The forced couples time also allowed us to do some Spain planning, which is going along swimmingly. We’ve locked down a route, an itinerary, a couple of wineries, and a few restaurant reservations.
When couples time and trip planning got old, I went upstairs, dragged out all my stored winter wear, and put away my summer gear. This project was a mixed success – I got to spend the entire afternoon buried in my closet, organizing and reorganizing my clothes, which is one of my favorite activities ever. Should I organize by sweater type or color? Let’s try both! However, I also had to try on a bunch of last year’s clothes and that was a bummer. Of my five winter skirts, four had to go; and of my six winter pants, three are barely allowed to stick around. They’re actually on probation.
Weak from sucking in my breath and trying on clothes, I somehow allowed XFE to drag me to my first BodyPump class at the gym this long weekend. Normally, there’s no way I can get home in time to make it to that class in the early evenings. XFE has a bit more flexibility, so he goes a couple of times a week. Since we were home on Tuesday, we went to the 12:15 class. I literally used the lowest weights available, so I thought it was an ok class. It was challenging, but I wasn’t dying afterwards or anything. I guess a whopping 5 pounds of weights isn’t really going to knock anyone out.

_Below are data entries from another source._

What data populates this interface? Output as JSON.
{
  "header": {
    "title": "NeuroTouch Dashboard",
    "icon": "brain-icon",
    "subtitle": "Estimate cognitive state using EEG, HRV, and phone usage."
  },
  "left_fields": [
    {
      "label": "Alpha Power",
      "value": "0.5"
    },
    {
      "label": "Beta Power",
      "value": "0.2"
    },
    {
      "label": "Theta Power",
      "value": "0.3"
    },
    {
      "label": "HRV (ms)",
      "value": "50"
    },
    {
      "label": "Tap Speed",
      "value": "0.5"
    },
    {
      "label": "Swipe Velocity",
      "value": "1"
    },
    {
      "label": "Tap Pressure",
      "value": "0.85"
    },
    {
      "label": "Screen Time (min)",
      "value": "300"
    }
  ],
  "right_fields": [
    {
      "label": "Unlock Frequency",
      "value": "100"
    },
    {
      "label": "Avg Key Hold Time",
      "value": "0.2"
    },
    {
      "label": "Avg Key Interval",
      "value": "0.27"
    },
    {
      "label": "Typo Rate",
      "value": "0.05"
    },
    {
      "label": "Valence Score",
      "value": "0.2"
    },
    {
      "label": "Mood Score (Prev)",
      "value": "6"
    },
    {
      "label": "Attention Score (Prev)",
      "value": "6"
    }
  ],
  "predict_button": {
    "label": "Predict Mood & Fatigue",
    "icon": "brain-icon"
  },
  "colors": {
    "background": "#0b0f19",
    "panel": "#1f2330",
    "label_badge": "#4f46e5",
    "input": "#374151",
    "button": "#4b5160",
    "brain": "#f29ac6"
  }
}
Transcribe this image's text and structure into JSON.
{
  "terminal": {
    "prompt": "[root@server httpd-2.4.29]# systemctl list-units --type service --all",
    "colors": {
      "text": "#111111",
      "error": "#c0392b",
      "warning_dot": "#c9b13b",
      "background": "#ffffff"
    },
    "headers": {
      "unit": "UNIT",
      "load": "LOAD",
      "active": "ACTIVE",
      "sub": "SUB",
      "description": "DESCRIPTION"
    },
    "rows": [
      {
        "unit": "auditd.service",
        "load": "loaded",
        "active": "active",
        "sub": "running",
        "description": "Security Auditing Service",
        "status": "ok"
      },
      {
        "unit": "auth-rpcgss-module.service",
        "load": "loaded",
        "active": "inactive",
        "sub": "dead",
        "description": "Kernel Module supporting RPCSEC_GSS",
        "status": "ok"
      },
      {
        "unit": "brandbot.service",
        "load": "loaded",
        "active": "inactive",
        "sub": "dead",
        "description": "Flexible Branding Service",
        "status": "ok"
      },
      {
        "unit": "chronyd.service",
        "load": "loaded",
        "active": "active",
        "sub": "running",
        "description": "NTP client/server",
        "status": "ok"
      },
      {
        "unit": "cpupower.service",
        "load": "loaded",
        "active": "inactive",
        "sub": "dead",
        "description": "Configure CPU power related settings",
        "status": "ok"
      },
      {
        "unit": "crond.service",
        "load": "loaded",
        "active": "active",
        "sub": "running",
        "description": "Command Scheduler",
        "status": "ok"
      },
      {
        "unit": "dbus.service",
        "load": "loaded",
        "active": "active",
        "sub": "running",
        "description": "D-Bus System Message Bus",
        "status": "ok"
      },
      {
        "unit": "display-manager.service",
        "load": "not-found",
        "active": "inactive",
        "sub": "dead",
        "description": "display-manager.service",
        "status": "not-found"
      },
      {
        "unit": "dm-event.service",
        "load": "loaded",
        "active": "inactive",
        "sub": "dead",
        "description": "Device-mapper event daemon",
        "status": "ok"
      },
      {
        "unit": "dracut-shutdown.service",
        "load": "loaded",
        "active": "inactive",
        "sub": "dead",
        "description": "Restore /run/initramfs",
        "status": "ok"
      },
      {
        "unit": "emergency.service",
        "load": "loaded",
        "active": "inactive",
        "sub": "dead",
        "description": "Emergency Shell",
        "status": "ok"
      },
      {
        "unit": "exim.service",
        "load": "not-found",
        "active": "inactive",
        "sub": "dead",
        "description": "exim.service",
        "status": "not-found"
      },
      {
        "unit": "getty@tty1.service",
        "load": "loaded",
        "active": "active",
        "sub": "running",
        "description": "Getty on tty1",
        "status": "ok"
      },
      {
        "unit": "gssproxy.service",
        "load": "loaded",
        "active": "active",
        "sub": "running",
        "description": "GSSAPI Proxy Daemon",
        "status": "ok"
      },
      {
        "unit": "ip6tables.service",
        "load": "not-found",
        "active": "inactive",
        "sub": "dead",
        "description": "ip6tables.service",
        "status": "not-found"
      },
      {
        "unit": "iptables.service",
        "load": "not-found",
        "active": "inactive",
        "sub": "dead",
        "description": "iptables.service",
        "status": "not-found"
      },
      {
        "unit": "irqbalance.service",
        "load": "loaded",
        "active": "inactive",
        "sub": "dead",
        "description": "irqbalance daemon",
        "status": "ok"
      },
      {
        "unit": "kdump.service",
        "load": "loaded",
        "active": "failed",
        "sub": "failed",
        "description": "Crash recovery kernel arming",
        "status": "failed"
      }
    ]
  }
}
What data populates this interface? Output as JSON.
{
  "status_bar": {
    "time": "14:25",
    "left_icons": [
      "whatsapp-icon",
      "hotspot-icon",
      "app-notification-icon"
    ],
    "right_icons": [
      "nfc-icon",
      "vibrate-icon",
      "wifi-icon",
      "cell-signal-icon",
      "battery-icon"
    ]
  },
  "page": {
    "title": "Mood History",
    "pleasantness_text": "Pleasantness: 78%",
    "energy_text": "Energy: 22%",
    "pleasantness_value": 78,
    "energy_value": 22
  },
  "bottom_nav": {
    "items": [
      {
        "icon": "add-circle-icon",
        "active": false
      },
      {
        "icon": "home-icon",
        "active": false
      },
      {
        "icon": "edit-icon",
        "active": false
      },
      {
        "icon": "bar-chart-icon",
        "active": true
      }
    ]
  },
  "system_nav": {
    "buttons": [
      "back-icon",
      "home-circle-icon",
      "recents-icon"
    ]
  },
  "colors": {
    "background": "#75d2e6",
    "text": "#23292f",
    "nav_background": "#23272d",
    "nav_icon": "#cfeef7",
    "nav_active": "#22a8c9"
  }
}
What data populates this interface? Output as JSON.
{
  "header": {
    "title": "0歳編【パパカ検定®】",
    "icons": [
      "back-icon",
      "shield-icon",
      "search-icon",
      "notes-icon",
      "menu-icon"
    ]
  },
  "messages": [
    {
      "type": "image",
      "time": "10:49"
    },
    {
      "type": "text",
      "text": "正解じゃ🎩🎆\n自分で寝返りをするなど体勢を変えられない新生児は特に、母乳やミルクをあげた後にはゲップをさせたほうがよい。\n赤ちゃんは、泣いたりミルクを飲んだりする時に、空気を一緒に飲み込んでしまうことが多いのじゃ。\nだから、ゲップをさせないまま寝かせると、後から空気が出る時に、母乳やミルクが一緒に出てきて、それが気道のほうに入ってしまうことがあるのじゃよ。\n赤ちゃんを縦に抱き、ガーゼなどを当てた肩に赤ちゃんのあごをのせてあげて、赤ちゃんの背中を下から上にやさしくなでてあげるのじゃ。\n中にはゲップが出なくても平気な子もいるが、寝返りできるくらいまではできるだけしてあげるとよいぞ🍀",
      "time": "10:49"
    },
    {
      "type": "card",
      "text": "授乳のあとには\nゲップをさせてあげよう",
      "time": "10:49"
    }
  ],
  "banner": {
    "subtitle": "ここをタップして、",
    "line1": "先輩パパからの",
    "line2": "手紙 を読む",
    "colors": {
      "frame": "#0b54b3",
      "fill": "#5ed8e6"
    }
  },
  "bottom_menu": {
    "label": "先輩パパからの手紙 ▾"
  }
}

Honestly, the whole time I was thinking about how as soon as we were done, I could go back to drinking wine on the couch and watching the marathon of “Million Dollar Decorators” with total immunity, smug in my fitness. Plus, I was so busy looking at all the see-through yoga pants in the class. With every squat, I was treated to a peep show suitable for adult-access cable. And there were a lot of squats. And the class was packed with these wanna-be exhibitionists. Just tortured lycra and ass crack everywhere I looked. Very disturbing.
So that’s how we rode out the storm. Looking at booties, drinking lots of wine and champagne, making fun of the poor weather people trying to be professional while getting their legs swept out from under them by incoming waves. Pretty good times.
Oh, and we had no storm damage. No leaking windows or doors, no wind strewn lawn chairs or trash cans, no power outages.